I was born in Joplin, Missouri, at the hospital that wasn’t destroyed by the tornado.
I grew up in Webb City, Missouri, the next town over. Joplin is a football rival.
I can’t tell you how many times I shopped at the WalMart that was destroyed.
I went to college in Joplin. My school, Ozark Christian College, opened the multipurpose building for the Red Cross Disaster Relief Community Center. Classrooms were used for overflow YMCA childcare, dorms were opened for volunteer housing, and the chapel and rooms in the library were offered to several displaced churches to use for their services.
I moved to Texas in 2007, but I spent the first few days of May 2011 visiting friends and family in Joplin. I remember having this feeling that I needed to look around and really take everything in. It was a strange sense, but I obeyed. I had no idea that just a couple weeks later, much of it would be gone.
I haven’t been back yet to see the changes for myself, but one of the things I love about Joplin are the trees. Large, beautiful trees that are nothing like the “trees” I see here in west Texas. And now, many of those trees have been literally stripped of their glory.
There are two or three blocks in Joplin that have these beautiful, older houses that I always enjoy admiring when we’re in town. They are not far from WalMart. Google Earth shows that many of these houses are damaged or gone.
It’s been a year since that day. Even with all I’ve been told, I can’t imagine what life has been like in Joplin since May 22, 2011. I know that tornado shelters have been built and warning systems are being reevaluated. But the rumble of a garbage truck in the early morning or a darkening sky and quickening wind startles the people of Joplin and brings everyone’s eyes to the sky.

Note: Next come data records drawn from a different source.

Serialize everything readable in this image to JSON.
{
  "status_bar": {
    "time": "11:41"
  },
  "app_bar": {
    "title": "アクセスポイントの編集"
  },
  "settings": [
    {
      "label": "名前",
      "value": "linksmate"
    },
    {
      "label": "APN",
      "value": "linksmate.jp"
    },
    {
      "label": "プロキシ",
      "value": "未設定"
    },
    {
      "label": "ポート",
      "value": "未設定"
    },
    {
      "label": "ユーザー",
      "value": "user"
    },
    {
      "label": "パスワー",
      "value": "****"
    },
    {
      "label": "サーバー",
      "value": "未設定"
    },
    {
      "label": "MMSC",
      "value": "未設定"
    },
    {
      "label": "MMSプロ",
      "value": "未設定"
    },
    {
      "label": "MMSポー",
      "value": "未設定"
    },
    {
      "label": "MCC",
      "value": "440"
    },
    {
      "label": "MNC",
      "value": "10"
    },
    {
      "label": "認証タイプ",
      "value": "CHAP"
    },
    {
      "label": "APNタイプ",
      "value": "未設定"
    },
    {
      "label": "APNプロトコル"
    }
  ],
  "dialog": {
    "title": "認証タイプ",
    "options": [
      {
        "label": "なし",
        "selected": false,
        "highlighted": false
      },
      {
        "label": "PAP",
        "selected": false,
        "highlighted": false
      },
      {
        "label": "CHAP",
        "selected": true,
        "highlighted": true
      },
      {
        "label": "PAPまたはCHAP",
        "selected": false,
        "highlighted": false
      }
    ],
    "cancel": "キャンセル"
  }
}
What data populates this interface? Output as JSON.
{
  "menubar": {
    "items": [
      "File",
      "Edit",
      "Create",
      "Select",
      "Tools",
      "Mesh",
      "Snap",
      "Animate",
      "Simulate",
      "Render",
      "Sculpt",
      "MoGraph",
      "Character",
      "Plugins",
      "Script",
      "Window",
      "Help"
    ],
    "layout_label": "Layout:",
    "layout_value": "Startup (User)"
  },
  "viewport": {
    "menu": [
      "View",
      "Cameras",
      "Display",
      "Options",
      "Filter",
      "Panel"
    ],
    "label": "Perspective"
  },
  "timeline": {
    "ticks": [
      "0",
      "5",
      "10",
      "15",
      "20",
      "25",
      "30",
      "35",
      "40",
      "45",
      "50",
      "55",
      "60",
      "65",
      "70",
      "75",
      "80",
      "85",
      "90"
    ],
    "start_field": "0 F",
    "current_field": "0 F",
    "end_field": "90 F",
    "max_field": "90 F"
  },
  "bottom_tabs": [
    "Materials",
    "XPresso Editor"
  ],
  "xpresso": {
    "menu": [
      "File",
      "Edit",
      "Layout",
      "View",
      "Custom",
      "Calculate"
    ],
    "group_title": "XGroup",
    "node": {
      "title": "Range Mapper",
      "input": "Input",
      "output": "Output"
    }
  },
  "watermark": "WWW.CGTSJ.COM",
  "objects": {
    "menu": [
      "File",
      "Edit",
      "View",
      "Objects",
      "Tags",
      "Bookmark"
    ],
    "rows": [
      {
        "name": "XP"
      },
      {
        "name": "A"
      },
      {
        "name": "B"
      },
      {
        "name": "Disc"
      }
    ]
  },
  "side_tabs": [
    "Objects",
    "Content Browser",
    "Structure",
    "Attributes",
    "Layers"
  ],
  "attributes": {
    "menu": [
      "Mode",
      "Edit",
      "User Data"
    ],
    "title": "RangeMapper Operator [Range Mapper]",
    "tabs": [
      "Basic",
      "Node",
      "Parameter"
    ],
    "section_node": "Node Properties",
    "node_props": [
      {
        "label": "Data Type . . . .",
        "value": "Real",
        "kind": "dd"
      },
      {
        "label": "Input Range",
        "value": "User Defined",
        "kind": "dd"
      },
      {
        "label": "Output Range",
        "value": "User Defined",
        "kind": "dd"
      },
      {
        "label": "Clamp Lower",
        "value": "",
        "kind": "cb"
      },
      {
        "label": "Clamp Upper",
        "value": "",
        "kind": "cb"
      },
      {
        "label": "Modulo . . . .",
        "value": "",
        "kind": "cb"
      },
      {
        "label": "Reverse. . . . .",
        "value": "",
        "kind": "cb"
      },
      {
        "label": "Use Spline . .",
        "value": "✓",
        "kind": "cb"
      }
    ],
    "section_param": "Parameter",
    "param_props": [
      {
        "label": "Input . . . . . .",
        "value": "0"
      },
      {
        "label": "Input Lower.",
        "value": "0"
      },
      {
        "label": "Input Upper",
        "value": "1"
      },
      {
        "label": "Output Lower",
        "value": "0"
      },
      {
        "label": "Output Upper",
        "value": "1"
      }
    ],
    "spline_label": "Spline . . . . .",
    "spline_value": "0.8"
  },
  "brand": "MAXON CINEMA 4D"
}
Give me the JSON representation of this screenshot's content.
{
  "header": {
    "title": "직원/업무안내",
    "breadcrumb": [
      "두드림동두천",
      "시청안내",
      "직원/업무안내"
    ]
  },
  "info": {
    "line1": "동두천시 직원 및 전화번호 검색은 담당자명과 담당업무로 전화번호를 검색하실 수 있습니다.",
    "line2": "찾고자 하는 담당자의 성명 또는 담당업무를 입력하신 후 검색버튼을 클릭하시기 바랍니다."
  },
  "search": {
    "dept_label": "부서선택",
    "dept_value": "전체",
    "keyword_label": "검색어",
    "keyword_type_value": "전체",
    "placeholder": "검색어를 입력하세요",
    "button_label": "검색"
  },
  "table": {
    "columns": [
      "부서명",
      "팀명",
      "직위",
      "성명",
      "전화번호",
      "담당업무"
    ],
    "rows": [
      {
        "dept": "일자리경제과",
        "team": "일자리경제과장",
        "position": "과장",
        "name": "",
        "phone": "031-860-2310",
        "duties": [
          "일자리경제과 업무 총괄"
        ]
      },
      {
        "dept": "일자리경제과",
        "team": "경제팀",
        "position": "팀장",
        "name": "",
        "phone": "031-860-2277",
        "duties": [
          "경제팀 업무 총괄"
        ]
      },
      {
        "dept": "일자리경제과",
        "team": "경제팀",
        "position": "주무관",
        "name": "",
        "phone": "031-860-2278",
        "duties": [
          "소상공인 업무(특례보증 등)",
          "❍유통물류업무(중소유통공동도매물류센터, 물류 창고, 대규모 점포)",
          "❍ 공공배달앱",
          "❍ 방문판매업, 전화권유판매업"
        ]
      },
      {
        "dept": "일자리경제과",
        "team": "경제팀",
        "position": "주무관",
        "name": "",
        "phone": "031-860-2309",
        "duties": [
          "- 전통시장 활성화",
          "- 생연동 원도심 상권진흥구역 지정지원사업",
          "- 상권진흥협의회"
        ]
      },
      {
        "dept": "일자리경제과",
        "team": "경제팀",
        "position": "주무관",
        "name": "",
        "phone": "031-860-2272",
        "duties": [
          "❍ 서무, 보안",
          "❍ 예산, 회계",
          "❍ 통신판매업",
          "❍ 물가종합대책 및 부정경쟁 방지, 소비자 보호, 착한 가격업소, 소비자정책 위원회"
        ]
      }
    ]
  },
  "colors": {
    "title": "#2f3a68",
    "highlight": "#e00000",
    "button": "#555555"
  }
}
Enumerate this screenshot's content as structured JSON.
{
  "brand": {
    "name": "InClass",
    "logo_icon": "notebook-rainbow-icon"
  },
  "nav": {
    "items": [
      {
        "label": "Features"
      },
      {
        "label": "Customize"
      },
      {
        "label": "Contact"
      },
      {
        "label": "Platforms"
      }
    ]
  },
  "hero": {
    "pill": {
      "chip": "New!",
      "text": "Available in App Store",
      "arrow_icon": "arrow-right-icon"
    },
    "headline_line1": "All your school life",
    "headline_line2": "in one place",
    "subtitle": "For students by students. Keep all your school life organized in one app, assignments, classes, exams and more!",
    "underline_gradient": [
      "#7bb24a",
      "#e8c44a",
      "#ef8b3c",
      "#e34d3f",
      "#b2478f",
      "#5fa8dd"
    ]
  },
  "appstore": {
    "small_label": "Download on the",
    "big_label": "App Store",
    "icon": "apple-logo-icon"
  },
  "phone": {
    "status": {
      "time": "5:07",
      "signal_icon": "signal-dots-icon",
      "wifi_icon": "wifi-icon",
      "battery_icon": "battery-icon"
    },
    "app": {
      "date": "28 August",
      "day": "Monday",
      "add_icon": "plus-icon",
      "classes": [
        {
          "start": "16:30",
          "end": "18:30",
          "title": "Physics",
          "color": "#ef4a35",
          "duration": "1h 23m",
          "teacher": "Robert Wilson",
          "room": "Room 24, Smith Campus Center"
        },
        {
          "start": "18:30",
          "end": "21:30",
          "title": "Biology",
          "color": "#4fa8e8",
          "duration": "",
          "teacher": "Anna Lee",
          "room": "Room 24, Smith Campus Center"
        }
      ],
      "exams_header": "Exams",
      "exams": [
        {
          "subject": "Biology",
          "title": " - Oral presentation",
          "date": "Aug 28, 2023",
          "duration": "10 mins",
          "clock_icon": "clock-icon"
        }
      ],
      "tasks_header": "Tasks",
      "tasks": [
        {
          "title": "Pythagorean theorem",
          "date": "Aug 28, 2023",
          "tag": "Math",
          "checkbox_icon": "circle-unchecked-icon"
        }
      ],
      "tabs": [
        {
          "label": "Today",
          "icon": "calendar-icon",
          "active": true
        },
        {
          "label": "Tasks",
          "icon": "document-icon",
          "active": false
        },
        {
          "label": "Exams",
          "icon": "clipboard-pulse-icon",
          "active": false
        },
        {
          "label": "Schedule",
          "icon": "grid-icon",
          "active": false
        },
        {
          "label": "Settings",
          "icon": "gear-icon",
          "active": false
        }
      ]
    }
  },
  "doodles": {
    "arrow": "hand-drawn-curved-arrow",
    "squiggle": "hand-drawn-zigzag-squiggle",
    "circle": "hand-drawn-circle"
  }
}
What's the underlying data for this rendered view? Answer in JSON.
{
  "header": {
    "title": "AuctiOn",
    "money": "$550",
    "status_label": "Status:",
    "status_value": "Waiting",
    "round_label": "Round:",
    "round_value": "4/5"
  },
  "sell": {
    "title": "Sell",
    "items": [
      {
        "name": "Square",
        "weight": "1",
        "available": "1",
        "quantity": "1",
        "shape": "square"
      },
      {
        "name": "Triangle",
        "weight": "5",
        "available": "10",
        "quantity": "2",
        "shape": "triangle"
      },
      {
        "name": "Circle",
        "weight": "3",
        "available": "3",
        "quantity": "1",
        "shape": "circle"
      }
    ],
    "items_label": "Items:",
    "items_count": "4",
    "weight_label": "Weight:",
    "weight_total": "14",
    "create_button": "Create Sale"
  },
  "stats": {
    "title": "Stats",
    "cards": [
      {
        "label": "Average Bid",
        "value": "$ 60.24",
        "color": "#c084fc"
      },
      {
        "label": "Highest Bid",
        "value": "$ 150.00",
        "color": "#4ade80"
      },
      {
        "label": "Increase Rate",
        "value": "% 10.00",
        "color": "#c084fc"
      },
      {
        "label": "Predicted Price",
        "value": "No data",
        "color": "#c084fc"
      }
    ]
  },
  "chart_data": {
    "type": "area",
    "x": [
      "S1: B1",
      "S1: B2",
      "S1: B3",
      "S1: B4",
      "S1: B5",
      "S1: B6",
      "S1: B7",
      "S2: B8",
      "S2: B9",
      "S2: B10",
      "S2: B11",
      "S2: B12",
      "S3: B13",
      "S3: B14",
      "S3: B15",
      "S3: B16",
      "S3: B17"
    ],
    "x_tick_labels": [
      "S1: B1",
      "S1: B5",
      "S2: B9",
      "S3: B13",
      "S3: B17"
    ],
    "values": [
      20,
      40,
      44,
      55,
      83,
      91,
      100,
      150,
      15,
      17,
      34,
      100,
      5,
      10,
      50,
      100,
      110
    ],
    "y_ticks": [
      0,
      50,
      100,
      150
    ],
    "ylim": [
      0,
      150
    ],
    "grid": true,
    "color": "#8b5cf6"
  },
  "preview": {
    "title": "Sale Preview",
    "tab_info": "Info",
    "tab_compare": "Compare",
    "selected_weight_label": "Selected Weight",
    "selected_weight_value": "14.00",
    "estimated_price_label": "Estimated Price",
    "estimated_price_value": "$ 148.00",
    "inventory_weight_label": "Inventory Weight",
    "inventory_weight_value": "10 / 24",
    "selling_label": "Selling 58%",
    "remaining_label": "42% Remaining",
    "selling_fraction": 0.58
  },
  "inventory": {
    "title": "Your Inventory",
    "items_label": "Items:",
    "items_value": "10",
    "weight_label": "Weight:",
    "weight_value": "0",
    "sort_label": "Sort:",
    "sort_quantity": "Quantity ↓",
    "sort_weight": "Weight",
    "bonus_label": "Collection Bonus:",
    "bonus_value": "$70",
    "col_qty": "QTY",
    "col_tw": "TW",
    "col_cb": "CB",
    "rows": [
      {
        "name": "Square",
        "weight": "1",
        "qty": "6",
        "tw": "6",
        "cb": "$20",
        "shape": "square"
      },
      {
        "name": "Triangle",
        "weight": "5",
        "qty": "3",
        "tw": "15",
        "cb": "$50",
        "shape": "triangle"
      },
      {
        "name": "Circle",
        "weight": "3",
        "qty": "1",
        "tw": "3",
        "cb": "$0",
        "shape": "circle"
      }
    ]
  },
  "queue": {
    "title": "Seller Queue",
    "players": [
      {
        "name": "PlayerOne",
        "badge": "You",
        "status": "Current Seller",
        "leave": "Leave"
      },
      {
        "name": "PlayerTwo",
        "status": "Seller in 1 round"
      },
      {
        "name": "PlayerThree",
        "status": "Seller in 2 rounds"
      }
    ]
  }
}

They city will rebuild, and has already been rebuilding, but the people will never be the same.